What is needed: Repeat the listing exactly, minus the pictures.

====

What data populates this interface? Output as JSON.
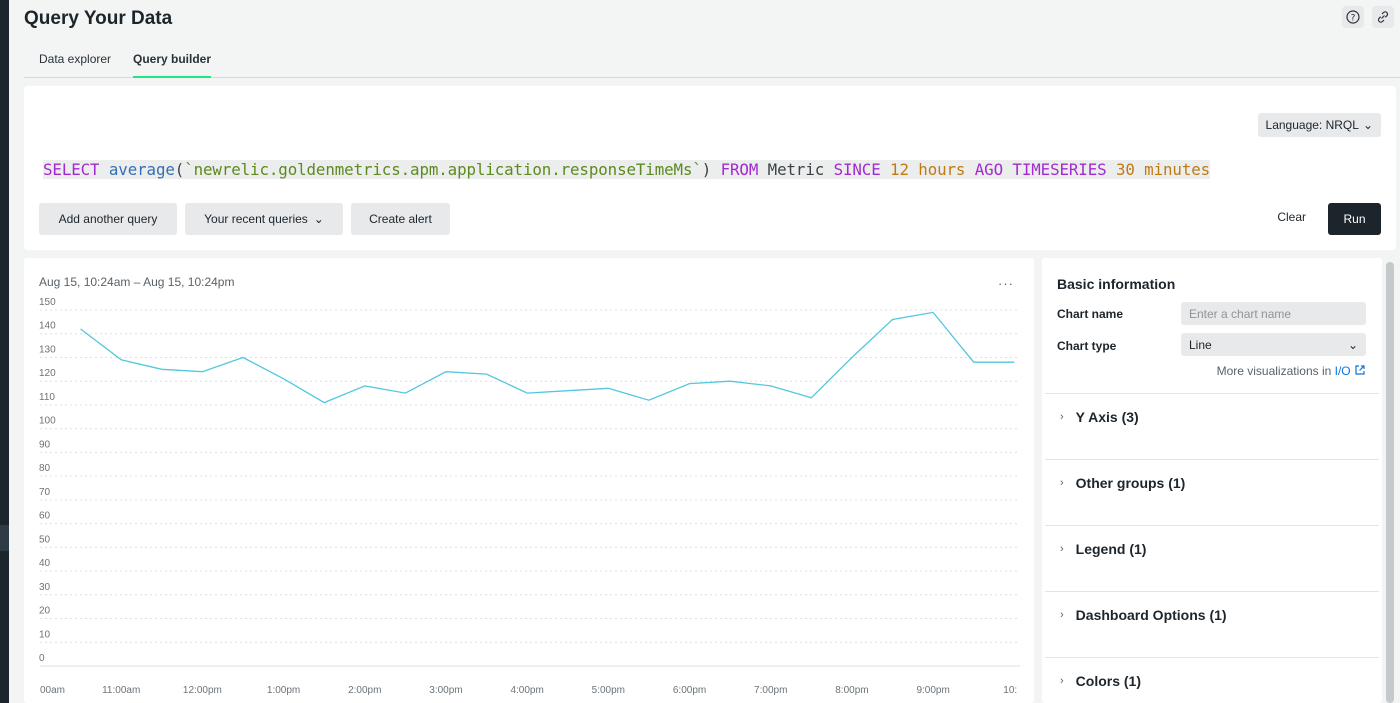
{
  "page": {
    "title": "Query Your Data",
    "help_icon": "help-icon",
    "link_icon": "link-icon"
  },
  "tabs": [
    {
      "label": "Data explorer",
      "active": false
    },
    {
      "label": "Query builder",
      "active": true
    }
  ],
  "query": {
    "language_label": "Language: NRQL",
    "text_parts": [
      {
        "t": "SELECT",
        "c": "kw"
      },
      {
        "t": " ",
        "c": "plain"
      },
      {
        "t": "average",
        "c": "fn"
      },
      {
        "t": "(",
        "c": "plain"
      },
      {
        "t": "`newrelic.goldenmetrics.apm.application.responseTimeMs`",
        "c": "str"
      },
      {
        "t": ") ",
        "c": "plain"
      },
      {
        "t": "FROM",
        "c": "kw"
      },
      {
        "t": " Metric ",
        "c": "plain"
      },
      {
        "t": "SINCE",
        "c": "kw"
      },
      {
        "t": " ",
        "c": "plain"
      },
      {
        "t": "12 hours",
        "c": "num"
      },
      {
        "t": " ",
        "c": "plain"
      },
      {
        "t": "AGO",
        "c": "kw"
      },
      {
        "t": " ",
        "c": "plain"
      },
      {
        "t": "TIMESERIES",
        "c": "kw"
      },
      {
        "t": " ",
        "c": "plain"
      },
      {
        "t": "30 minutes",
        "c": "num"
      }
    ],
    "add_query_label": "Add another query",
    "recent_queries_label": "Your recent queries",
    "create_alert_label": "Create alert",
    "clear_label": "Clear",
    "run_label": "Run"
  },
  "chart_panel": {
    "range_label": "Aug 15, 10:24am – Aug 15, 10:24pm",
    "more_label": "···"
  },
  "chart_data": {
    "type": "line",
    "ylim": [
      0,
      150
    ],
    "yticks": [
      0,
      10,
      20,
      30,
      40,
      50,
      60,
      70,
      80,
      90,
      100,
      110,
      120,
      130,
      140,
      150
    ],
    "xlim": [
      10.0,
      22.07
    ],
    "xticks": [
      {
        "v": 10.0,
        "label": "00am"
      },
      {
        "v": 11.0,
        "label": "11:00am"
      },
      {
        "v": 12.0,
        "label": "12:00pm"
      },
      {
        "v": 13.0,
        "label": "1:00pm"
      },
      {
        "v": 14.0,
        "label": "2:00pm"
      },
      {
        "v": 15.0,
        "label": "3:00pm"
      },
      {
        "v": 16.0,
        "label": "4:00pm"
      },
      {
        "v": 17.0,
        "label": "5:00pm"
      },
      {
        "v": 18.0,
        "label": "6:00pm"
      },
      {
        "v": 19.0,
        "label": "7:00pm"
      },
      {
        "v": 20.0,
        "label": "8:00pm"
      },
      {
        "v": 21.0,
        "label": "9:00pm"
      },
      {
        "v": 21.95,
        "label": "10:"
      }
    ],
    "series": [
      {
        "color": "#52c7dd",
        "x": [
          10.5,
          11.0,
          11.5,
          12.0,
          12.5,
          13.0,
          13.5,
          14.0,
          14.5,
          15.0,
          15.5,
          16.0,
          16.5,
          17.0,
          17.5,
          18.0,
          18.5,
          19.0,
          19.5,
          20.0,
          20.5,
          21.0,
          21.5,
          22.0
        ],
        "values": [
          142,
          129,
          125,
          124,
          130,
          121,
          111,
          118,
          115,
          124,
          123,
          115,
          116,
          117,
          112,
          119,
          120,
          118,
          113,
          130,
          146,
          149,
          128,
          128
        ]
      }
    ]
  },
  "side": {
    "title": "Basic information",
    "chart_name_label": "Chart name",
    "chart_name_placeholder": "Enter a chart name",
    "chart_type_label": "Chart type",
    "chart_type_value": "Line",
    "more_viz_text": "More visualizations in ",
    "more_viz_link": "I/O",
    "sections": [
      {
        "label": "Y Axis (3)"
      },
      {
        "label": "Other groups (1)"
      },
      {
        "label": "Legend (1)"
      },
      {
        "label": "Dashboard Options (1)"
      },
      {
        "label": "Colors (1)"
      }
    ]
  }
}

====

Your response:
What data populates this interface? Output as JSON.
{
  "page": {
    "title": "Query Your Data",
    "help_icon": "help-icon",
    "link_icon": "link-icon"
  },
  "tabs": [
    {
      "label": "Data explorer",
      "active": false
    },
    {
      "label": "Query builder",
      "active": true
    }
  ],
  "query": {
    "language_label": "Language: NRQL",
    "text_parts": [
      {
        "t": "SELECT",
        "c": "kw"
      },
      {
        "t": " ",
        "c": "plain"
      },
      {
        "t": "average",
        "c": "fn"
      },
      {
        "t": "(",
        "c": "plain"
      },
      {
        "t": "`newrelic.goldenmetrics.apm.application.responseTimeMs`",
        "c": "str"
      },
      {
        "t": ") ",
        "c": "plain"
      },
      {
        "t": "FROM",
        "c": "kw"
      },
      {
        "t": " Metric ",
        "c": "plain"
      },
      {
        "t": "SINCE",
        "c": "kw"
      },
      {
        "t": " ",
        "c": "plain"
      },
      {
        "t": "12 hours",
        "c": "num"
      },
      {
        "t": " ",
        "c": "plain"
      },
      {
        "t": "AGO",
        "c": "kw"
      },
      {
        "t": " ",
        "c": "plain"
      },
      {
        "t": "TIMESERIES",
        "c": "kw"
      },
      {
        "t": " ",
        "c": "plain"
      },
      {
        "t": "30 minutes",
        "c": "num"
      }
    ],
    "add_query_label": "Add another query",
    "recent_queries_label": "Your recent queries",
    "create_alert_label": "Create alert",
    "clear_label": "Clear",
    "run_label": "Run"
  },
  "chart_panel": {
    "range_label": "Aug 15, 10:24am – Aug 15, 10:24pm",
    "more_label": "···"
  },
  "chart_data": {
    "type": "line",
    "ylim": [
      0,
      150
    ],
    "yticks": [
      0,
      10,
      20,
      30,
      40,
      50,
      60,
      70,
      80,
      90,
      100,
      110,
      120,
      130,
      140,
      150
    ],
    "xlim": [
      10.0,
      22.07
    ],
    "xticks": [
      {
        "v": 10.0,
        "label": "00am"
      },
      {
        "v": 11.0,
        "label": "11:00am"
      },
      {
        "v": 12.0,
        "label": "12:00pm"
      },
      {
        "v": 13.0,
        "label": "1:00pm"
      },
      {
        "v": 14.0,
        "label": "2:00pm"
      },
      {
        "v": 15.0,
        "label": "3:00pm"
      },
      {
        "v": 16.0,
        "label": "4:00pm"
      },
      {
        "v": 17.0,
        "label": "5:00pm"
      },
      {
        "v": 18.0,
        "label": "6:00pm"
      },
      {
        "v": 19.0,
        "label": "7:00pm"
      },
      {
        "v": 20.0,
        "label": "8:00pm"
      },
      {
        "v": 21.0,
        "label": "9:00pm"
      },
      {
        "v": 21.95,
        "label": "10:"
      }
    ],
    "series": [
      {
        "color": "#52c7dd",
        "x": [
          10.5,
          11.0,
          11.5,
          12.0,
          12.5,
          13.0,
          13.5,
          14.0,
          14.5,
          15.0,
          15.5,
          16.0,
          16.5,
          17.0,
          17.5,
          18.0,
          18.5,
          19.0,
          19.5,
          20.0,
          20.5,
          21.0,
          21.5,
          22.0
        ],
        "values": [
          142,
          129,
          125,
          124,
          130,
          121,
          111,
          118,
          115,
          124,
          123,
          115,
          116,
          117,
          112,
          119,
          120,
          118,
          113,
          130,
          146,
          149,
          128,
          128
        ]
      }
    ]
  },
  "side": {
    "title": "Basic information",
    "chart_name_label": "Chart name",
    "chart_name_placeholder": "Enter a chart name",
    "chart_type_label": "Chart type",
    "chart_type_value": "Line",
    "more_viz_text": "More visualizations in ",
    "more_viz_link": "I/O",
    "sections": [
      {
        "label": "Y Axis (3)"
      },
      {
        "label": "Other groups (1)"
      },
      {
        "label": "Legend (1)"
      },
      {
        "label": "Dashboard Options (1)"
      },
      {
        "label": "Colors (1)"
      }
    ]
  }
}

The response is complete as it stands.